How do you tell Typescript that you’re covering all of the cases with your switch statement and there’s nothing else that could happen? By using the never type!

Let’s take a look.

Set Up

Let’s start by setting up our example. We’ll use a discriminated union of employee types:

enum Role {
  Standard = "Standard",
  Admin = "Admin",
}

type Standard = {
  role: Role.Standard
  name: string
  age: number
}

type Admin = {
  role: Role.Admin
  name: string
  securityLevel: "Normal" | "Elevated" | "High"
}

type Employee = Admin | Standard

Switch Exhaustion

Now that we know what our data looks like, imagine we want to pull out the unique attributes for each of our employees.

We might write a switch statement that looks at the role to determine which type of employee we’re dealing with.

This might look like:

function getUniqueAttribute(employee: Employee) {
  switch (employee.role) {
    case Role.Standard:
      return employee.age
    case Role.Admin:
      return employee.access
    default:
      return
  }
}

At this point, you may or may not compile depending on your settings.
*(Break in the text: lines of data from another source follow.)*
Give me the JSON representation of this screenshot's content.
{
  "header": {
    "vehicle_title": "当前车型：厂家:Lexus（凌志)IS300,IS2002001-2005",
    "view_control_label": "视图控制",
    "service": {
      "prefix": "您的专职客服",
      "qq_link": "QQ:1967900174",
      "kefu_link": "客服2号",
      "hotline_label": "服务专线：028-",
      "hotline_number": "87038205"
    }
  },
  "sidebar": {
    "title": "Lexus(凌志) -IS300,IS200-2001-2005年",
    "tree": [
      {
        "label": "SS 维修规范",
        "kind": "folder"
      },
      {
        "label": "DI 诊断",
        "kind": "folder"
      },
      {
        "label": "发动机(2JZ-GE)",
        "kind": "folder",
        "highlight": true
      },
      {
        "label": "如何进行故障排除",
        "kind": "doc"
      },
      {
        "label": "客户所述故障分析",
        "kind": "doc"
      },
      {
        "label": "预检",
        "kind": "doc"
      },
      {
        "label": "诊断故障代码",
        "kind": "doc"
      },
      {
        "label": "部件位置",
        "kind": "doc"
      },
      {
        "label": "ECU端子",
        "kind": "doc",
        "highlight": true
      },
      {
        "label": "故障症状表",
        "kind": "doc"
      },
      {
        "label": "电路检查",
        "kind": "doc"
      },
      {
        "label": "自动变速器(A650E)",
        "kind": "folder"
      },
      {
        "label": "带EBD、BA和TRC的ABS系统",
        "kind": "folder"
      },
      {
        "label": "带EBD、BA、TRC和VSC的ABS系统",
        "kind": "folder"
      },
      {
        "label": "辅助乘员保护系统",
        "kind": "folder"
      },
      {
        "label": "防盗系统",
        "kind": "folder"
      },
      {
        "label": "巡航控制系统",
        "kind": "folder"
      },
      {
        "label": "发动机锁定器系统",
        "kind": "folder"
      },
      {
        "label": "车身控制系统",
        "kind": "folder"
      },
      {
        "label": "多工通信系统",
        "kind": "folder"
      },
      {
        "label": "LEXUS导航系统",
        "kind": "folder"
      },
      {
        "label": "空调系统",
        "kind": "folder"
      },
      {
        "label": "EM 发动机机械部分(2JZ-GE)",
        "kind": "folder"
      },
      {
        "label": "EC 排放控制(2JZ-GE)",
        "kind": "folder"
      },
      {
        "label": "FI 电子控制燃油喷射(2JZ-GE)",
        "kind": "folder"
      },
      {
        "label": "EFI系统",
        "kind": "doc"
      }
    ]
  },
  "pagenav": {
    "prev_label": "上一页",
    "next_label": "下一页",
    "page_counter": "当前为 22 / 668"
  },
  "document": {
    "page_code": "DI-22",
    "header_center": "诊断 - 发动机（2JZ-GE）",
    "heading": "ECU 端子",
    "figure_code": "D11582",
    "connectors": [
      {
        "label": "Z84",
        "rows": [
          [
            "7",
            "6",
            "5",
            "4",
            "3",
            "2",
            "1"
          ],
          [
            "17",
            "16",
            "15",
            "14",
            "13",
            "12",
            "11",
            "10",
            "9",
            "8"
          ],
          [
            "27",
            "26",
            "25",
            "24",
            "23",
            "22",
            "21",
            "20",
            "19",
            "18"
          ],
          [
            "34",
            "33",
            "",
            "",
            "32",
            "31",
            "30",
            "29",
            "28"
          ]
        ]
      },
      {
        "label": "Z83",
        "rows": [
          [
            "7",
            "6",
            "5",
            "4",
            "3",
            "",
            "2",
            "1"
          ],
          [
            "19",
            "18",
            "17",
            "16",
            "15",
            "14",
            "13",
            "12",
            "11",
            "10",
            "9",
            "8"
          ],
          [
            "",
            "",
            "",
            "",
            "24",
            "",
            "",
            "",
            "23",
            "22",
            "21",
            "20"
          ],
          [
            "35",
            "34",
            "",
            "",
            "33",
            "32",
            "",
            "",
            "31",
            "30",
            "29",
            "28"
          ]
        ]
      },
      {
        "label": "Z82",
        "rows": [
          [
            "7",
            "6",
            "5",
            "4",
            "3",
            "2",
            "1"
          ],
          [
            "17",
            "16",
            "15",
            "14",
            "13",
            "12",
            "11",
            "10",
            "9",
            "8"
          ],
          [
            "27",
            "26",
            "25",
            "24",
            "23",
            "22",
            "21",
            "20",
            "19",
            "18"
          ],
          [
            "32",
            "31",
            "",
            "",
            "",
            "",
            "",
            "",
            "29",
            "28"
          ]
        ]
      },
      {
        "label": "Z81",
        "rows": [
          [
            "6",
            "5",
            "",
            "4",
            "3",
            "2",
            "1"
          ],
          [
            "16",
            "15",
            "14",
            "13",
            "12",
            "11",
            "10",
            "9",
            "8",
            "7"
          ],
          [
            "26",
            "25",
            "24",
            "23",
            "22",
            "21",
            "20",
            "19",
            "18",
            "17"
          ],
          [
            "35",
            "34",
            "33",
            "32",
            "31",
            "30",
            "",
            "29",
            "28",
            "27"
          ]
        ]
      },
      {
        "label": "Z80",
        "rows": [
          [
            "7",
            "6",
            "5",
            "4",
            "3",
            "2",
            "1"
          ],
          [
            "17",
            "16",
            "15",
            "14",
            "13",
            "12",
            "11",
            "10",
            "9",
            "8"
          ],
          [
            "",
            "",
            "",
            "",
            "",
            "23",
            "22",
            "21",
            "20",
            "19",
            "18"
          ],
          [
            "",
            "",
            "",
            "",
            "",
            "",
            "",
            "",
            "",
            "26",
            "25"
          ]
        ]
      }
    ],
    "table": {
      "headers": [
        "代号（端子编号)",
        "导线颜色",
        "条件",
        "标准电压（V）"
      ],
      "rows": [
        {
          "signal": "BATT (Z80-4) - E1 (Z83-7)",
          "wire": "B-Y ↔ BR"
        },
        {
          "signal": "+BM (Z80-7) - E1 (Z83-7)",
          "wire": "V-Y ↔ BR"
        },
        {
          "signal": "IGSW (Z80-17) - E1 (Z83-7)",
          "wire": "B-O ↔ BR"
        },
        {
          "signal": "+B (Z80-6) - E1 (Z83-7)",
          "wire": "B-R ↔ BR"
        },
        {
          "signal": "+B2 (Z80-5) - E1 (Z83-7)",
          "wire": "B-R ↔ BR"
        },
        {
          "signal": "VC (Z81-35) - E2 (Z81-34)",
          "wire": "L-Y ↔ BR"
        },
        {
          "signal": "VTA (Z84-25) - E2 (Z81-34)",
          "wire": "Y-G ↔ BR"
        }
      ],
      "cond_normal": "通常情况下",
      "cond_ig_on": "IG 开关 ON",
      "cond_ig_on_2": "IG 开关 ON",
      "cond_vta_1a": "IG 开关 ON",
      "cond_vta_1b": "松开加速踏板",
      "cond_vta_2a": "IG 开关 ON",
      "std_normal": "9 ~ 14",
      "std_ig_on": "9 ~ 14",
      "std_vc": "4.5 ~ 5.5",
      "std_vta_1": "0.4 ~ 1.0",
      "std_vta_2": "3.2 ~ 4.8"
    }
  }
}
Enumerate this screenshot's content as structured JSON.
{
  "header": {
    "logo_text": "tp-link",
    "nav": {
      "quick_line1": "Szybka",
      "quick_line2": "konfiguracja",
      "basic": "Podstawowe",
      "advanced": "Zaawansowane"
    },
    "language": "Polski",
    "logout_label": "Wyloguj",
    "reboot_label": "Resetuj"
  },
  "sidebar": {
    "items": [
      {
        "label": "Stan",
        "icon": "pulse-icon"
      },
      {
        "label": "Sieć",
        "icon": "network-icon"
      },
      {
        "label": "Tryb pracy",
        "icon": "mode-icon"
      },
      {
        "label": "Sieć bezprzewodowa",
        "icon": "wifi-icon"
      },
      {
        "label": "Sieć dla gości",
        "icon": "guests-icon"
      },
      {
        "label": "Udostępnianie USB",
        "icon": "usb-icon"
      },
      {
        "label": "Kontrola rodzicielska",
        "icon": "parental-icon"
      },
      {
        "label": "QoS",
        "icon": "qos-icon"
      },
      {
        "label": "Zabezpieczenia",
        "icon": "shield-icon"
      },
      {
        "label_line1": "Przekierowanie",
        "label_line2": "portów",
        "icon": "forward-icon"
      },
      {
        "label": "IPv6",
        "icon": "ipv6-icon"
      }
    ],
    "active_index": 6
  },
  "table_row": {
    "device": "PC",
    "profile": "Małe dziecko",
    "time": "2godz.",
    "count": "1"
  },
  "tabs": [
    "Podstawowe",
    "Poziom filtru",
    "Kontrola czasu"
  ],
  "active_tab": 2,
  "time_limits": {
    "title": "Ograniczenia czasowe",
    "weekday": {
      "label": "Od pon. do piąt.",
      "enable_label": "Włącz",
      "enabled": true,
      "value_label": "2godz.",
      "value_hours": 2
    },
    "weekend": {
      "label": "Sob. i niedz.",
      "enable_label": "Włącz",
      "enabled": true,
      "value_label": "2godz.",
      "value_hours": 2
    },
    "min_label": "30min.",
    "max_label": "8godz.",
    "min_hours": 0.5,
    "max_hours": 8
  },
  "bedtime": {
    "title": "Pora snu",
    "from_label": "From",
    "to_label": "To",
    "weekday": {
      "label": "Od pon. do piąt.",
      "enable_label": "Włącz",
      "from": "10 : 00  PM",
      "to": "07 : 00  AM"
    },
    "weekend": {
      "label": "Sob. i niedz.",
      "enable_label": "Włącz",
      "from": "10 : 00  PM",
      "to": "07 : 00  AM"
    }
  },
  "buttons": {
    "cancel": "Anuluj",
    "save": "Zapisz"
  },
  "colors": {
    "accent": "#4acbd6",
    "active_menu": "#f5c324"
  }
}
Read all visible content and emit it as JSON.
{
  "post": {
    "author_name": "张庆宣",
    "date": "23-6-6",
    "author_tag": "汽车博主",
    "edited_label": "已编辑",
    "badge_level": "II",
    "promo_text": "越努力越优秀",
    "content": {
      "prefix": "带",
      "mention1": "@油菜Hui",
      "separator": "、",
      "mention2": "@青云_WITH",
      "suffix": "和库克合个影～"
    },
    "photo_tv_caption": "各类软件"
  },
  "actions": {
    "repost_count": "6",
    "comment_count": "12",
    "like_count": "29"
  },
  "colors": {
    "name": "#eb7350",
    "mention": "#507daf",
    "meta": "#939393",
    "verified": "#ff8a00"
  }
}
We know that it’s exhaustive because we’re switching on the Role and we have them all.

But, what if a new role were added later? How could we make sure that our function caught it?

We could add an exhaustive check, like so:

function getUniqueAttribute(employee: Employee) {
  switch (employee.role) {
    case Role.Standard:
      return employee.age
    case Role.Admin:
      return employee.access
    default:
      const _exhaustiveCheck: never = employee
      return _exhaustiveCheck
  }
}

Abstracting The Check

This kind of logic, however, is something I found myself writing over and over since I commonly use a switch to discriminate my types.

A small predicate function to handle this might look like:

export function assertUnreachable(_x: never): never {
  throw new Error("Didn't expect to get here")
}

Then, we can update the switch statement accordingly:

function getUniqueAttribute(employee: Employee) {
  switch (employee.role) {
    case Role.Standard:
      return employee.age
    case Role.Admin:
      return employee.access
    default:
      assertUnreachable(employee)
  }
}

In this case we don’t need to return assertUnreachable because it’ll throw an error - which we can confidently do as our type system will prevent any other type at compilation time.


Hi there and thanks for reading! My name's Stephen. I live in Chicago with my wife, Kate, and dog, Finn. Want more? See about and get in touch!